  1. wonderful reading your post and seeing the pictures..thanks for this perspective on a most wonderful city
    Kristin

  2. Bernadette thank you! Your story is very moving and evokes the real Paris. The je ne sais pas. The paris that gets under your skin and stays there for the rest of your life. If at anytime you’d consider contributing to MyFrenchLife.org magazine do let me know I’d love to have a chat.
    Warm regards
    Judy MacMahon

    • Thank you so much! For reading and for your kind words. Paris certainly gets under the skin and I’d be delighted to be in contact.
      Merci du fond de mon coeur
      Bernadette

  3. I love this! It’s so real, and it reminds me of traveling Europe. There are just those times when you need to stop doing what you are supposed to do, and stop seeing what you are supposed to see, and make the city your own. <3

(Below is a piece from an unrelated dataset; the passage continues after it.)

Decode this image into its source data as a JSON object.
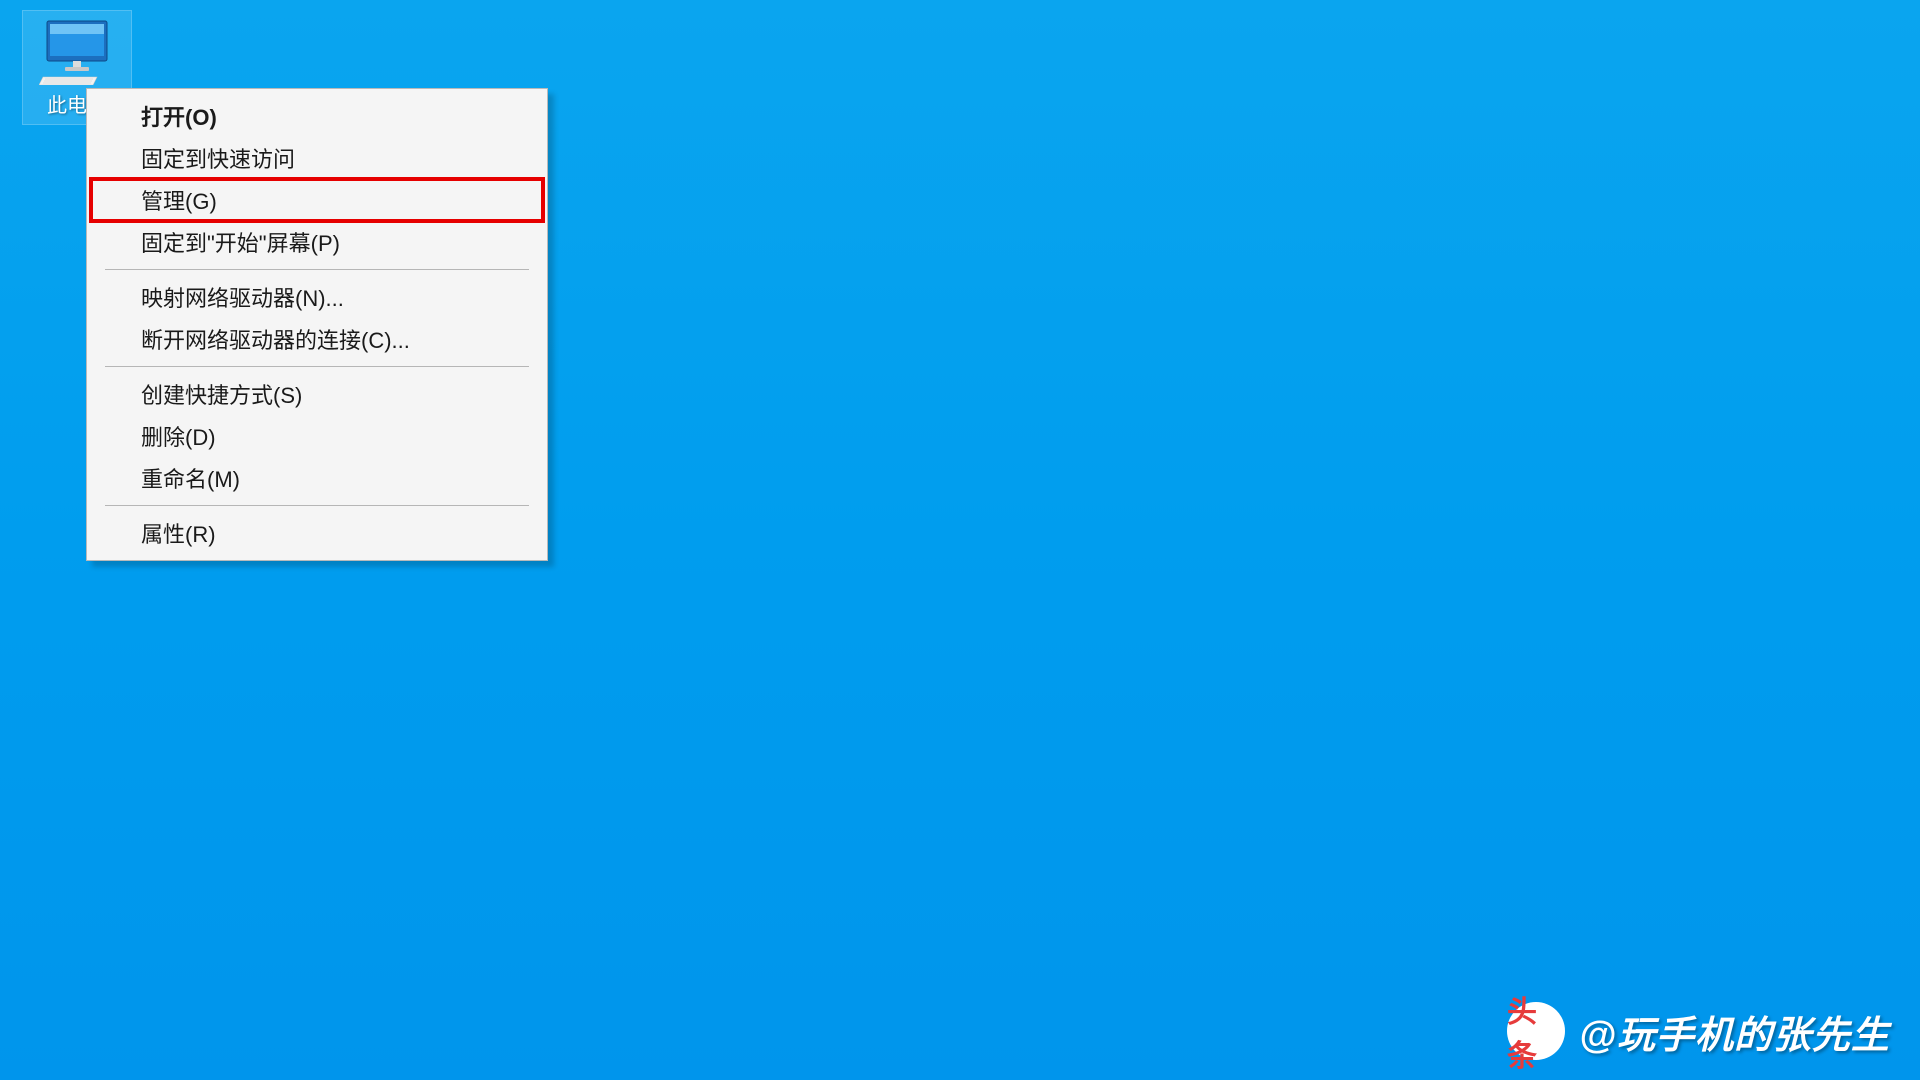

  4. I feel like I’ve found a kindred spirit. I’ve just spent a blissful hour discovering your blog. Thanks Bernadette for reminding me that I can and should find ‘my Paris story’.